[Exercise] State how many lines in these records contain the word "JSON", and nothing else.

________________________

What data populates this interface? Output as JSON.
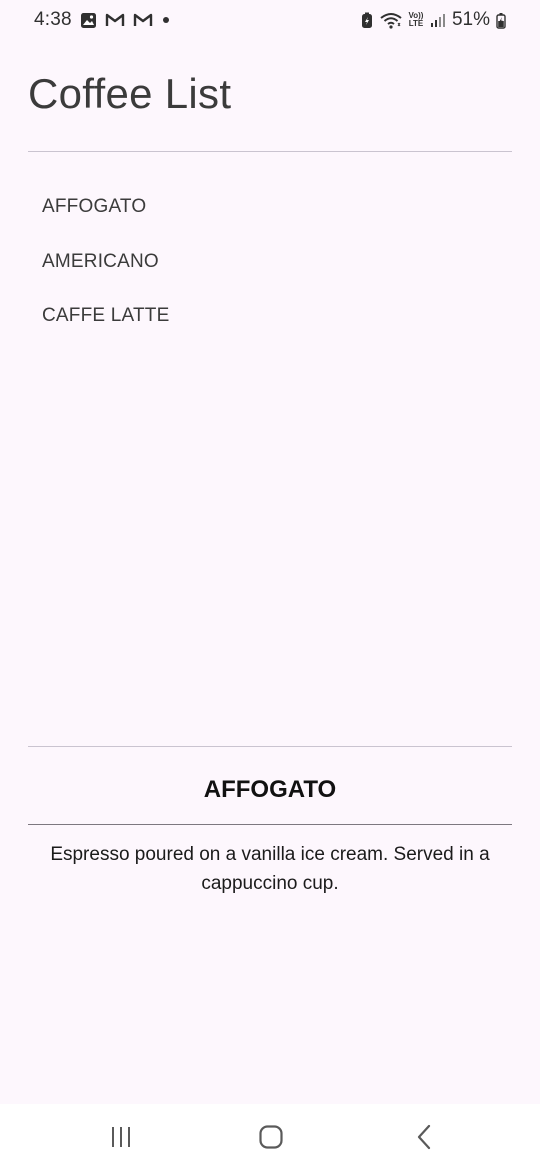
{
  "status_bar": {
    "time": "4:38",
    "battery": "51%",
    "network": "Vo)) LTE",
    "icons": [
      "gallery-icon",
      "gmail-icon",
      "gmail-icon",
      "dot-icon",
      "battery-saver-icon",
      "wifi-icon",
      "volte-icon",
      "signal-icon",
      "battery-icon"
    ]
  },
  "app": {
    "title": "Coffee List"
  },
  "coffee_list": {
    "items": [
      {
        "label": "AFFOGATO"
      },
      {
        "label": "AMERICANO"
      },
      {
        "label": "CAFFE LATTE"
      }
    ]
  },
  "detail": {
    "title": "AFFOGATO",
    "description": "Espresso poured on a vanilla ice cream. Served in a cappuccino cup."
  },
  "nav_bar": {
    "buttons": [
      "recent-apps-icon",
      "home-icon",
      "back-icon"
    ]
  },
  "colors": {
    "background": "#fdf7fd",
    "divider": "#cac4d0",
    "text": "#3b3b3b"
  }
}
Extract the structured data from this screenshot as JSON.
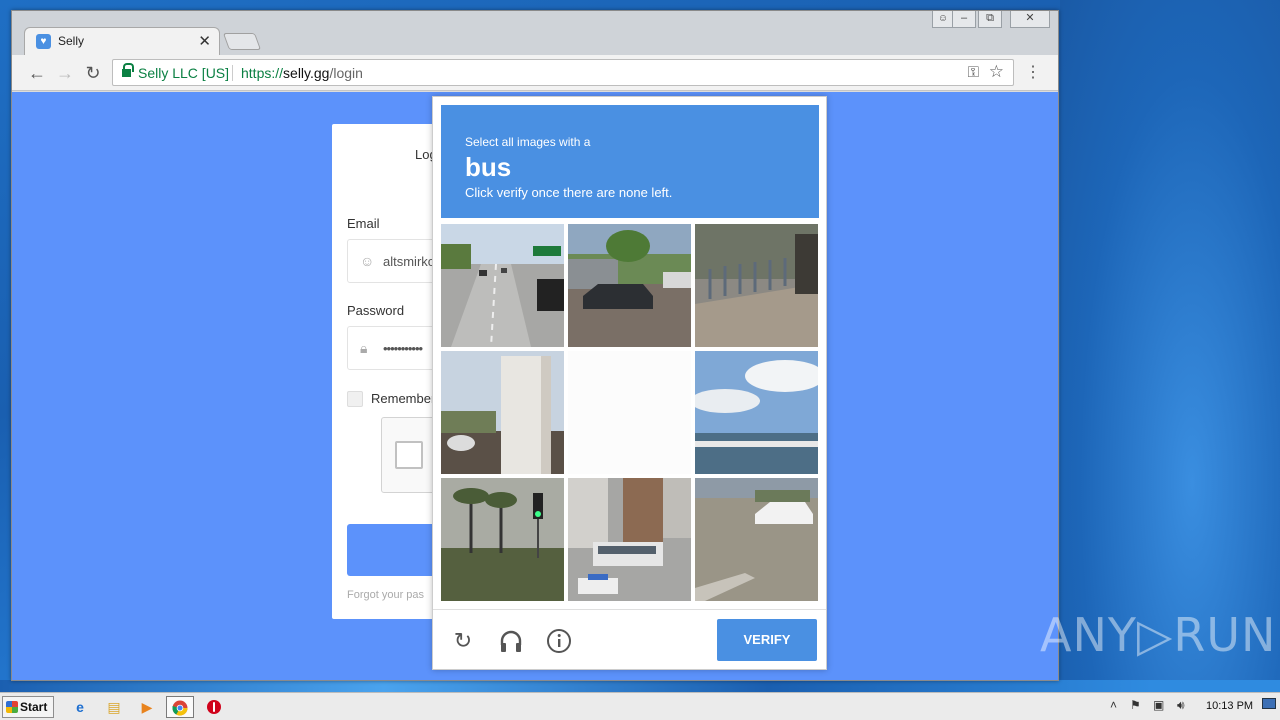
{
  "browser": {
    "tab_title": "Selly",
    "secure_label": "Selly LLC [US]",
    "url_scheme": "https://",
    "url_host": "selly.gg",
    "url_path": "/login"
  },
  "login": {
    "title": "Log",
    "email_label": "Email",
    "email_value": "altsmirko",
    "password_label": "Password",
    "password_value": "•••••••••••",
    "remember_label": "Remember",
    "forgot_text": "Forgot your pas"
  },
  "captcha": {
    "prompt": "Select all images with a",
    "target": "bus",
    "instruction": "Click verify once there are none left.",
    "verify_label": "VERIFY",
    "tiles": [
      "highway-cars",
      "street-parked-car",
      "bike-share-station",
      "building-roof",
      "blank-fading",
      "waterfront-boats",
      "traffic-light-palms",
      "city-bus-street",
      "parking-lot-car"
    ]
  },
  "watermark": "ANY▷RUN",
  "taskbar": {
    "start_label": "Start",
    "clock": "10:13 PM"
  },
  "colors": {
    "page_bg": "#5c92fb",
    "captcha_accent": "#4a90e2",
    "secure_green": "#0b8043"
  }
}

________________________

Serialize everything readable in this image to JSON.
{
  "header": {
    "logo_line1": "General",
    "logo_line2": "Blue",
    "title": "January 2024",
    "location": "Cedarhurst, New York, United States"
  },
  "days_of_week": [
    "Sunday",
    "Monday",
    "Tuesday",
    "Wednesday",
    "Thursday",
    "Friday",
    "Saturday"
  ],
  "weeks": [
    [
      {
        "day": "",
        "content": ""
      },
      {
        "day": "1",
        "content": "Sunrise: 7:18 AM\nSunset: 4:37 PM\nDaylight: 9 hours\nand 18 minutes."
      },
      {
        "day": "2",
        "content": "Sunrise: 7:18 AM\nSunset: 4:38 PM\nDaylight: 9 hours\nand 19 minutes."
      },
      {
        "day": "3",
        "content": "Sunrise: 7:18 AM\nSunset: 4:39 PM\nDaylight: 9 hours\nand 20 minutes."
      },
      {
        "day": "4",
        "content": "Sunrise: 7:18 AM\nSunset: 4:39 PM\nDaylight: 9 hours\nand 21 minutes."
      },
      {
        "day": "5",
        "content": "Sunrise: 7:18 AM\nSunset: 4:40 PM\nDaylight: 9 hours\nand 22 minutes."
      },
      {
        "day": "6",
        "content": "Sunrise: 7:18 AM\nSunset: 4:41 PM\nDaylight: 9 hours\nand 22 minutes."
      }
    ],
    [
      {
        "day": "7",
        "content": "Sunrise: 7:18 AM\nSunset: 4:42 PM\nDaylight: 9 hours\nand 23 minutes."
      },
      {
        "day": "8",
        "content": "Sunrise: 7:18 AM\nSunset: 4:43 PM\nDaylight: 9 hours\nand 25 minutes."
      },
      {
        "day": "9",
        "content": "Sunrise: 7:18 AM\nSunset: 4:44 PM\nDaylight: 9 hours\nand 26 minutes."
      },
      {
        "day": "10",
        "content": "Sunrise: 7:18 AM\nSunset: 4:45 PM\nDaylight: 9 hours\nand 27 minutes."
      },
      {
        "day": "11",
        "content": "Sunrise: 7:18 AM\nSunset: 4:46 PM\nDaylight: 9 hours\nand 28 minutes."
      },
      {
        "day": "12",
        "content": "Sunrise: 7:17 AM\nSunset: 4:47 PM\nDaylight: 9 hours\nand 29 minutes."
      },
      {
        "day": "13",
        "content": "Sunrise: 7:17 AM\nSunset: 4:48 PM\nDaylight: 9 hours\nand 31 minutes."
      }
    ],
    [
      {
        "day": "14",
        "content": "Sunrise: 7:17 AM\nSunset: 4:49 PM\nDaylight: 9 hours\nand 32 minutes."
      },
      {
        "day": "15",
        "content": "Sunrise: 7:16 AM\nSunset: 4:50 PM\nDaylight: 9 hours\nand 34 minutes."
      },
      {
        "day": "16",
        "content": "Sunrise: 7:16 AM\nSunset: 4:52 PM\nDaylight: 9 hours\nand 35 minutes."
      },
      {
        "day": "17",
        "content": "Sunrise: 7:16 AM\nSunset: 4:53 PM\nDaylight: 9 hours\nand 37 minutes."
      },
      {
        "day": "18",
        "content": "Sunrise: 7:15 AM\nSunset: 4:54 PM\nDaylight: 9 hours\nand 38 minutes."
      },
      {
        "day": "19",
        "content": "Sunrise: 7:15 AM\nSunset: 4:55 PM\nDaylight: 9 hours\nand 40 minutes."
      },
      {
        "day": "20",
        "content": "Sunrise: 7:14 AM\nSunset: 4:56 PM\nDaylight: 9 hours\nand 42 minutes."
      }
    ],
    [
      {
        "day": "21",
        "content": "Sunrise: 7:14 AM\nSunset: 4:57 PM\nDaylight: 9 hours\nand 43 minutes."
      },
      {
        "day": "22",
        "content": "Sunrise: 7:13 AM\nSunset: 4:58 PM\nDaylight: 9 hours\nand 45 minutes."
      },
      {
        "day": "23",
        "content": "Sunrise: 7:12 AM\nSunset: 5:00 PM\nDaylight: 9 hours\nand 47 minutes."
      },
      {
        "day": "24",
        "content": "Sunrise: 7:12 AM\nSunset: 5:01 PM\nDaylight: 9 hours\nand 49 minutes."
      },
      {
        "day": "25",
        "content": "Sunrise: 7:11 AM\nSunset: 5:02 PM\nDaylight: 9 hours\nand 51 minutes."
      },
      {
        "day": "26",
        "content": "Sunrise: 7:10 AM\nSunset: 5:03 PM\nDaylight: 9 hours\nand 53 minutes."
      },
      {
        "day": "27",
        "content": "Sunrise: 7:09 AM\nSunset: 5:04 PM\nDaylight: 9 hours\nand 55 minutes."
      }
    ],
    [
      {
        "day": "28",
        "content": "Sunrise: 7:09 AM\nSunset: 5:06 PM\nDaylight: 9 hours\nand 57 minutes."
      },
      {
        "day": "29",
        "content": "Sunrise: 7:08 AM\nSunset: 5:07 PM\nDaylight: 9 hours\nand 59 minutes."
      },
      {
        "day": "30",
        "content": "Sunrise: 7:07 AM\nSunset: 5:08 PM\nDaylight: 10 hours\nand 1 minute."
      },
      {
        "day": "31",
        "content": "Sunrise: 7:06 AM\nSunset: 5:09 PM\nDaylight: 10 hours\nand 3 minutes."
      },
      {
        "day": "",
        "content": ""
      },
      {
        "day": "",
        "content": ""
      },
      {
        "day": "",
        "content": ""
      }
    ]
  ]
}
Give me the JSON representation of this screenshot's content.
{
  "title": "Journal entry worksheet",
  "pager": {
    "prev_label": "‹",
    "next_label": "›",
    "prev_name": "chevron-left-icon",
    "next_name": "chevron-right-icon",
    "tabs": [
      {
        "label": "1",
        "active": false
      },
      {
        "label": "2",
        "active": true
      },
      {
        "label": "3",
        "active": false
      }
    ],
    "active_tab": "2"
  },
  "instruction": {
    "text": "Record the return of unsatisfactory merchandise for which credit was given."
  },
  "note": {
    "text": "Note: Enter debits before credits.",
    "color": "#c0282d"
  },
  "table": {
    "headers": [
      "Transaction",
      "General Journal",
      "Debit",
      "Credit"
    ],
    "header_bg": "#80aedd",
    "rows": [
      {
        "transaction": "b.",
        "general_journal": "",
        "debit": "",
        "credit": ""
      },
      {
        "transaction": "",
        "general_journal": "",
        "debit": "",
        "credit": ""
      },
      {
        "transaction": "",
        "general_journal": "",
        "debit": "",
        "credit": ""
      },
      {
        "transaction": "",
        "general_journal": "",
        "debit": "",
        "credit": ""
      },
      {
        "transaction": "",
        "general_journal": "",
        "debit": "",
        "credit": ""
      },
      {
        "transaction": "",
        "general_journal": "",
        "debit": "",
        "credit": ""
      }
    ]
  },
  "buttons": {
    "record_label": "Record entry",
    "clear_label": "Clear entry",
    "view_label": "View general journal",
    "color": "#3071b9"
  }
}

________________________

[Output for this exercise] 4